WHAT IS REQUIRED. Copy all lines below exactly as written. Leave pictures out.

+--

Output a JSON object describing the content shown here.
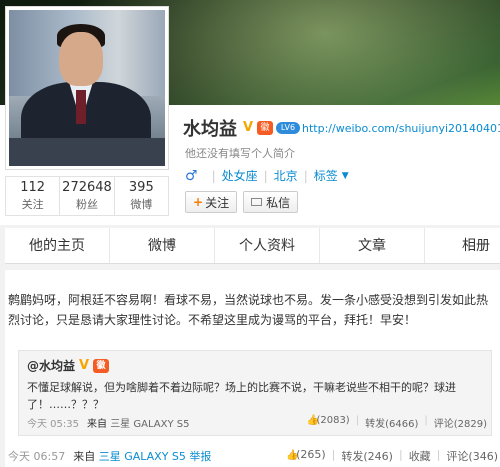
{
  "profile": {
    "name": "水均益",
    "verified_mark": "V",
    "badge_text": "徽",
    "level_text": "LV6",
    "url": "http://weibo.com/shuijunyi20140401",
    "intro": "他还没有填写个人简介",
    "gender_symbol": "♂",
    "zodiac": "处女座",
    "location": "北京",
    "tags_label": "标签",
    "follow_label": "关注",
    "message_label": "私信"
  },
  "stats": [
    {
      "value": "112",
      "label": "关注"
    },
    {
      "value": "272648",
      "label": "粉丝"
    },
    {
      "value": "395",
      "label": "微博"
    }
  ],
  "tabs": [
    {
      "label": "他的主页"
    },
    {
      "label": "微博"
    },
    {
      "label": "个人资料"
    },
    {
      "label": "文章"
    },
    {
      "label": "相册"
    }
  ],
  "post": {
    "text": "鹩鹛妈呀，阿根廷不容易啊！看球不易，当然说球也不易。发一条小感受没想到引发如此热烈讨论，只是恳请大家理性讨论。不希望这里成为谩骂的平台，拜托！早安！",
    "time": "今天 06:57",
    "source_prefix": "来自",
    "source": "三星 GALAXY S5",
    "report": "举报",
    "like": "(265)",
    "repost": "转发(246)",
    "favorite": "收藏",
    "comment": "评论(346)"
  },
  "quoted": {
    "author": "@水均益",
    "text": "不懂足球解说，但为啥脚着不着边际呢？场上的比赛不说，干嘛老说些不相干的呢？球进了！……？？？",
    "time": "今天 05:35",
    "source_prefix": "来自",
    "source": "三星 GALAXY S5",
    "like": "(2083)",
    "repost": "转发(6466)",
    "comment": "评论(2829)"
  },
  "colors": {
    "link": "#0a8cd2",
    "verified": "#f7a600",
    "badge": "#f45c23"
  }
}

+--

SOLUTION TO THIS EXERCISE.
Output a JSON object describing the content shown here.
{
  "profile": {
    "name": "水均益",
    "verified_mark": "V",
    "badge_text": "徽",
    "level_text": "LV6",
    "url": "http://weibo.com/shuijunyi20140401",
    "intro": "他还没有填写个人简介",
    "gender_symbol": "♂",
    "zodiac": "处女座",
    "location": "北京",
    "tags_label": "标签",
    "follow_label": "关注",
    "message_label": "私信"
  },
  "stats": [
    {
      "value": "112",
      "label": "关注"
    },
    {
      "value": "272648",
      "label": "粉丝"
    },
    {
      "value": "395",
      "label": "微博"
    }
  ],
  "tabs": [
    {
      "label": "他的主页"
    },
    {
      "label": "微博"
    },
    {
      "label": "个人资料"
    },
    {
      "label": "文章"
    },
    {
      "label": "相册"
    }
  ],
  "post": {
    "text": "鹩鹛妈呀，阿根廷不容易啊！看球不易，当然说球也不易。发一条小感受没想到引发如此热烈讨论，只是恳请大家理性讨论。不希望这里成为谩骂的平台，拜托！早安！",
    "time": "今天 06:57",
    "source_prefix": "来自",
    "source": "三星 GALAXY S5",
    "report": "举报",
    "like": "(265)",
    "repost": "转发(246)",
    "favorite": "收藏",
    "comment": "评论(346)"
  },
  "quoted": {
    "author": "@水均益",
    "text": "不懂足球解说，但为啥脚着不着边际呢？场上的比赛不说，干嘛老说些不相干的呢？球进了！……？？？",
    "time": "今天 05:35",
    "source_prefix": "来自",
    "source": "三星 GALAXY S5",
    "like": "(2083)",
    "repost": "转发(6466)",
    "comment": "评论(2829)"
  },
  "colors": {
    "link": "#0a8cd2",
    "verified": "#f7a600",
    "badge": "#f45c23"
  }
}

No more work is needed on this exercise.